Law enforcement officials dragged Dr Dao off a flight departing from Chicago for Louisville, Kentucky, because it was fully booked, and the airline wanted four passengers to make way for staff members.
The video of this bloody incident went viral and sparked social media uproar, in which many echoed a call to boycott the airline.
Crew members are now required to make must-ride bookings at least 60 minutes prior to departure.
Crew members will now have to check into flights an hour before take-off to avoid altercations about overbooking with passengers who have paid for their seats.
The policy change came after its violent removal of an Asian-American passenger from a flight on Sunday night evolved into a public relations crisis.
It's no surprise airlines would want to beef up the incentives for customers they need to bump from flights. United Airlines spokesman Charlie Hobart said the airline sought volunteers to exit the flight for compensation, but none stepped forward.
The city and United agreed to preserve the evidence, Dao's attorney, Thomas Demetrio said on Saturday.
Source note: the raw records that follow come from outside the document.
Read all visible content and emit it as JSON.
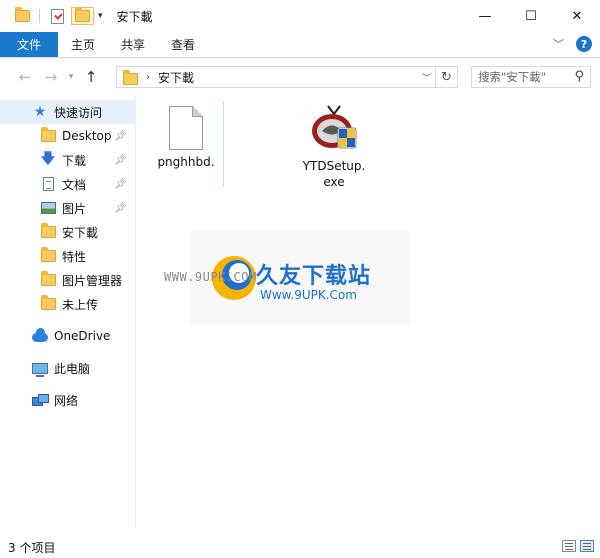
{
  "window": {
    "title": "安下載",
    "controls": {
      "minimize": "—",
      "maximize": "☐",
      "close": "✕"
    }
  },
  "ribbon": {
    "tabs": [
      "文件",
      "主页",
      "共享",
      "查看"
    ],
    "help": "?"
  },
  "navigation": {
    "back": "←",
    "forward": "→",
    "up": "↑",
    "refresh": "↻",
    "breadcrumb": [
      "安下載"
    ],
    "search_placeholder": "搜索\"安下載\""
  },
  "sidebar": {
    "quick_access": "快速访问",
    "items": [
      {
        "label": "Desktop",
        "icon": "folder-icon",
        "pinned": true
      },
      {
        "label": "下载",
        "icon": "download-icon",
        "pinned": true
      },
      {
        "label": "文档",
        "icon": "document-icon",
        "pinned": true
      },
      {
        "label": "图片",
        "icon": "pictures-icon",
        "pinned": true
      },
      {
        "label": "安下載",
        "icon": "folder-icon",
        "pinned": false
      },
      {
        "label": "特性",
        "icon": "folder-icon",
        "pinned": false
      },
      {
        "label": "图片管理器",
        "icon": "folder-icon",
        "pinned": false
      },
      {
        "label": "未上传",
        "icon": "folder-icon",
        "pinned": false
      }
    ],
    "onedrive": "OneDrive",
    "this_pc": "此电脑",
    "network": "网络"
  },
  "files": [
    {
      "name": "pnghhbd.",
      "icon": "blank-file-icon"
    },
    {
      "name": "YTDSetup.\nexe",
      "icon": "installer-icon"
    }
  ],
  "watermark": {
    "url_left": "WWW.9UPK.COM",
    "name_cn": "久友下载站",
    "url_right": "Www.9UPK.Com"
  },
  "status": {
    "item_count": "3 个项目"
  },
  "colors": {
    "ribbon_file_tab": "#1979ca",
    "selected_nav": "#e5f0fb",
    "folder": "#f8cb5a",
    "watermark_blue": "#1f6fd0"
  }
}
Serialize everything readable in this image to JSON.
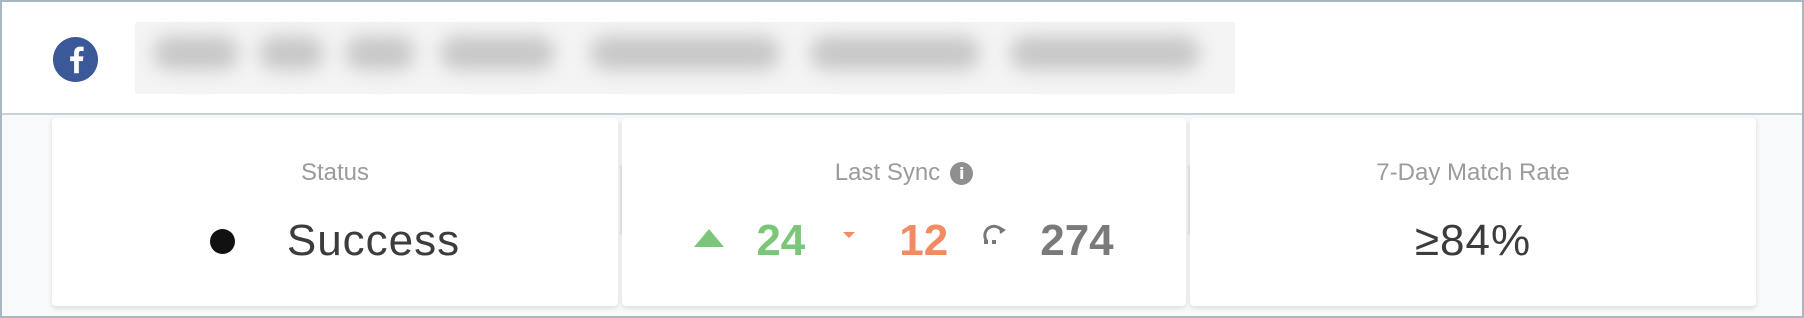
{
  "header": {
    "platform_icon": "facebook-icon",
    "platform_color": "#3b5998",
    "name_redacted": true
  },
  "cards": {
    "status": {
      "label": "Status",
      "value": "Success",
      "dot_color": "#111111"
    },
    "last_sync": {
      "label": "Last Sync",
      "info_icon": "info-icon",
      "info_glyph": "i",
      "added": "24",
      "removed": "12",
      "total": "274",
      "added_icon": "triangle-up-icon",
      "removed_icon": "triangle-down-icon",
      "total_icon": "refresh-icon",
      "added_color": "#7cc67a",
      "removed_color": "#f28b63",
      "total_color": "#7a7a7a"
    },
    "match_rate": {
      "label": "7-Day Match Rate",
      "value": "≥84%"
    }
  }
}
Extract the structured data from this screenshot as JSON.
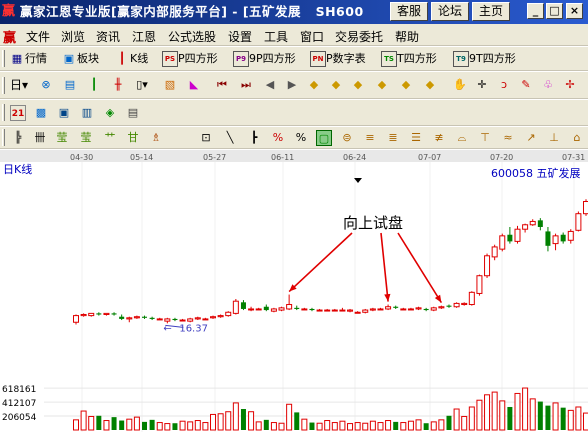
{
  "window": {
    "title": "赢家江恩专业版[赢家内部服务平台] - [五矿发展",
    "title_code": "SH600",
    "buttons": [
      "客服",
      "论坛",
      "主页"
    ]
  },
  "menu": [
    "文件",
    "浏览",
    "资讯",
    "江恩",
    "公式选股",
    "设置",
    "工具",
    "窗口",
    "交易委托",
    "帮助"
  ],
  "toolbar1": [
    "行情",
    "板块",
    "K线",
    "P四方形",
    "9P四方形",
    "P数字表",
    "T四方形",
    "9T四方形"
  ],
  "toolbar1_boxes": [
    "PS",
    "P9",
    "PN",
    "TS",
    "T9"
  ],
  "period_selector": "日",
  "chart_data": {
    "type": "candlestick",
    "title": "日K线",
    "stock": "600058 五矿发展",
    "dates": [
      "04-30",
      "05-14",
      "05-27",
      "06-11",
      "06-24",
      "07-07",
      "07-20",
      "07-31"
    ],
    "annotation": "向上试盘",
    "low_label": "16.37",
    "low_marker": "←",
    "volume_ticks": [
      "618161",
      "412107",
      "206054"
    ],
    "candles": [
      [
        14.7,
        15.4,
        14.5,
        15.3
      ],
      [
        15.3,
        15.5,
        15.2,
        15.4
      ],
      [
        15.3,
        15.5,
        15.2,
        15.5
      ],
      [
        15.5,
        15.6,
        15.3,
        15.4
      ],
      [
        15.4,
        15.5,
        15.3,
        15.5
      ],
      [
        15.5,
        15.6,
        15.3,
        15.4
      ],
      [
        15.2,
        15.4,
        14.9,
        15.0
      ],
      [
        15.0,
        15.2,
        14.7,
        15.1
      ],
      [
        15.1,
        15.3,
        15.0,
        15.2
      ],
      [
        15.2,
        15.3,
        15.0,
        15.1
      ],
      [
        15.1,
        15.2,
        14.9,
        15.0
      ],
      [
        15.0,
        15.1,
        14.9,
        15.0
      ],
      [
        14.8,
        15.1,
        14.6,
        15.0
      ],
      [
        15.0,
        15.1,
        14.8,
        14.9
      ],
      [
        14.9,
        15.0,
        14.8,
        14.9
      ],
      [
        14.8,
        15.1,
        14.7,
        15.0
      ],
      [
        15.0,
        15.2,
        14.9,
        15.1
      ],
      [
        15.0,
        15.1,
        14.9,
        15.0
      ],
      [
        15.1,
        15.3,
        15.0,
        15.2
      ],
      [
        15.2,
        15.4,
        15.1,
        15.3
      ],
      [
        15.3,
        15.7,
        15.2,
        15.6
      ],
      [
        15.5,
        16.8,
        15.4,
        16.6
      ],
      [
        16.5,
        16.7,
        15.8,
        15.9
      ],
      [
        15.9,
        16.1,
        15.7,
        15.9
      ],
      [
        15.9,
        16.0,
        15.8,
        15.9
      ],
      [
        16.1,
        16.3,
        15.7,
        15.8
      ],
      [
        15.7,
        16.0,
        15.6,
        15.9
      ],
      [
        15.8,
        16.1,
        15.7,
        16.0
      ],
      [
        15.9,
        17.2,
        15.8,
        16.3
      ],
      [
        16.0,
        16.2,
        15.8,
        15.9
      ],
      [
        15.9,
        16.0,
        15.8,
        15.9
      ],
      [
        15.9,
        16.0,
        15.7,
        15.8
      ],
      [
        15.8,
        15.9,
        15.7,
        15.8
      ],
      [
        15.8,
        15.9,
        15.7,
        15.8
      ],
      [
        15.8,
        15.9,
        15.7,
        15.8
      ],
      [
        15.8,
        16.0,
        15.7,
        15.8
      ],
      [
        15.7,
        15.9,
        15.6,
        15.8
      ],
      [
        15.6,
        15.7,
        15.5,
        15.6
      ],
      [
        15.6,
        15.9,
        15.5,
        15.8
      ],
      [
        15.8,
        16.0,
        15.7,
        15.9
      ],
      [
        15.9,
        16.0,
        15.8,
        15.9
      ],
      [
        15.9,
        16.3,
        15.8,
        16.1
      ],
      [
        16.1,
        16.2,
        15.9,
        16.0
      ],
      [
        15.9,
        16.0,
        15.8,
        15.9
      ],
      [
        15.9,
        16.0,
        15.8,
        15.9
      ],
      [
        15.9,
        16.1,
        15.8,
        16.0
      ],
      [
        15.9,
        16.0,
        15.7,
        15.8
      ],
      [
        15.8,
        16.1,
        15.7,
        16.0
      ],
      [
        16.0,
        16.2,
        15.9,
        16.1
      ],
      [
        16.2,
        16.3,
        16.0,
        16.1
      ],
      [
        16.1,
        16.5,
        16.0,
        16.4
      ],
      [
        16.3,
        16.5,
        16.2,
        16.4
      ],
      [
        16.3,
        17.5,
        16.2,
        17.4
      ],
      [
        17.3,
        19.0,
        17.1,
        18.9
      ],
      [
        18.9,
        20.9,
        18.7,
        20.7
      ],
      [
        20.6,
        21.7,
        20.3,
        21.5
      ],
      [
        21.3,
        22.7,
        21.1,
        22.5
      ],
      [
        22.6,
        23.3,
        21.8,
        22.0
      ],
      [
        22.0,
        23.4,
        21.8,
        23.1
      ],
      [
        23.1,
        23.6,
        22.8,
        23.5
      ],
      [
        23.5,
        24.0,
        23.4,
        23.8
      ],
      [
        23.9,
        24.1,
        23.0,
        23.3
      ],
      [
        22.9,
        23.3,
        21.1,
        21.6
      ],
      [
        21.8,
        22.7,
        21.2,
        22.5
      ],
      [
        22.6,
        22.8,
        21.8,
        22.0
      ],
      [
        22.1,
        23.1,
        21.8,
        22.9
      ],
      [
        23.0,
        24.7,
        22.9,
        24.5
      ],
      [
        24.5,
        25.8,
        24.3,
        25.6
      ]
    ],
    "volumes": [
      150000,
      280000,
      200000,
      210000,
      140000,
      190000,
      140000,
      160000,
      190000,
      120000,
      150000,
      110000,
      95000,
      100000,
      130000,
      120000,
      140000,
      110000,
      230000,
      240000,
      270000,
      400000,
      310000,
      270000,
      120000,
      150000,
      110000,
      100000,
      380000,
      260000,
      160000,
      110000,
      100000,
      140000,
      110000,
      130000,
      95000,
      110000,
      100000,
      130000,
      110000,
      140000,
      120000,
      110000,
      130000,
      150000,
      100000,
      120000,
      150000,
      210000,
      310000,
      200000,
      340000,
      440000,
      520000,
      560000,
      430000,
      340000,
      540000,
      620000,
      460000,
      420000,
      360000,
      400000,
      330000,
      290000,
      340000,
      250000
    ],
    "ylim": [
      14.0,
      27.0
    ],
    "vol_max": 650000
  }
}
But the airline later said it needed to make room for its own employees to keep other flights on schedule.
The incident has highlighted the ways airlines handle bumping passengers off flights.
Two United Airlines planes taking off at George Bush Intercontinental Airport in Houston.
Footage revealed him screaming before being knocked out as he was dragged along the aisle while fellow passengers looked on and protested.
The change comes in response to videos showing a man being dragged from his seat after refusing to give it up voluntarily.
"This ensures situations like flight 3411 never happen again".